Data section start

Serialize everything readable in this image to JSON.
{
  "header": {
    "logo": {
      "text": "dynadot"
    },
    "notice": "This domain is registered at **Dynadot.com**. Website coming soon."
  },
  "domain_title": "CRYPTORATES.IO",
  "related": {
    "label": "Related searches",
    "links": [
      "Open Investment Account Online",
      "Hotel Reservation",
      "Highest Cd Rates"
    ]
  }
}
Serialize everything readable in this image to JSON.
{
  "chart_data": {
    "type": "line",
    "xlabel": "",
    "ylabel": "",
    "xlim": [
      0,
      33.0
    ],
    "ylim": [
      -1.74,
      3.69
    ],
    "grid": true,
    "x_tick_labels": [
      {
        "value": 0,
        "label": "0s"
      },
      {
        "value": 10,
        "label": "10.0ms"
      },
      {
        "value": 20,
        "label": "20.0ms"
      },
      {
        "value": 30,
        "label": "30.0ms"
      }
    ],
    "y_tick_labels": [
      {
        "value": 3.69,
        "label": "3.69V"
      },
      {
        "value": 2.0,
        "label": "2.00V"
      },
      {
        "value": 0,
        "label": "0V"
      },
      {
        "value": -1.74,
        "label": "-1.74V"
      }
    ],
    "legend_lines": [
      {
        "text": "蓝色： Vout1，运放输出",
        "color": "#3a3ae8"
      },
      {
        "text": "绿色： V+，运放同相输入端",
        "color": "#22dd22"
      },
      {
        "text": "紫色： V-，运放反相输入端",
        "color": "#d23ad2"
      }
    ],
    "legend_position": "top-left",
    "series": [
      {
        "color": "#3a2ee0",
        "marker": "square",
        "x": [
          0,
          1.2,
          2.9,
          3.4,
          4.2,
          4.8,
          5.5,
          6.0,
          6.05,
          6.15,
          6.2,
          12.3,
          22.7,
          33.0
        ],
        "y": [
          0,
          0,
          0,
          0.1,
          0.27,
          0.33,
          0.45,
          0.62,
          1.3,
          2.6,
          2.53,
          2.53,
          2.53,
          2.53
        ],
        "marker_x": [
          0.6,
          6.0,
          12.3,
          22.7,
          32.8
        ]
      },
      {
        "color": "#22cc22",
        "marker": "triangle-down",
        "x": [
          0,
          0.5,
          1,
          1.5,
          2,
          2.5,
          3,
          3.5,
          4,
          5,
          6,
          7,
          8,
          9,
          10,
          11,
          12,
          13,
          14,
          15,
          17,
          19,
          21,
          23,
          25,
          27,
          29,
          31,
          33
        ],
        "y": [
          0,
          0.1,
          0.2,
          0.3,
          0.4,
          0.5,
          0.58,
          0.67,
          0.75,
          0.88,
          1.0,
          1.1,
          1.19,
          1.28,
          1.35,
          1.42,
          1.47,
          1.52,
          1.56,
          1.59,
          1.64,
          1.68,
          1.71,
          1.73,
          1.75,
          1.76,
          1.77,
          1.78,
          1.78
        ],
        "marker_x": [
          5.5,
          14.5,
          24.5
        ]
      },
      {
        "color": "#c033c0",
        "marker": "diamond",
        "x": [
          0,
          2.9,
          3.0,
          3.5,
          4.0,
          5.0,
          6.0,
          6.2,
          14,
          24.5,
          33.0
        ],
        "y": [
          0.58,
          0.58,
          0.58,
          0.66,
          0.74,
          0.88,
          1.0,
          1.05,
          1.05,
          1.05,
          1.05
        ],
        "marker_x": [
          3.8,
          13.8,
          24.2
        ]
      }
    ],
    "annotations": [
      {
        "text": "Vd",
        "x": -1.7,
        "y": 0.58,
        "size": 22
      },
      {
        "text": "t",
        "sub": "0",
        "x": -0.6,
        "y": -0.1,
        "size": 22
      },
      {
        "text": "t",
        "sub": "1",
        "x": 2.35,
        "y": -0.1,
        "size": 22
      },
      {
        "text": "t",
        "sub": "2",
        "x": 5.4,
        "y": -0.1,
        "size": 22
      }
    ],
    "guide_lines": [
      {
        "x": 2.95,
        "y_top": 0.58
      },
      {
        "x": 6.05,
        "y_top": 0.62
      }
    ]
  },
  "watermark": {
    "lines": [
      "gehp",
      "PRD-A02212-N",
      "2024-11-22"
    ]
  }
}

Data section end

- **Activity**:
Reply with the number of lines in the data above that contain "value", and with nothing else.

- **Output below**:
8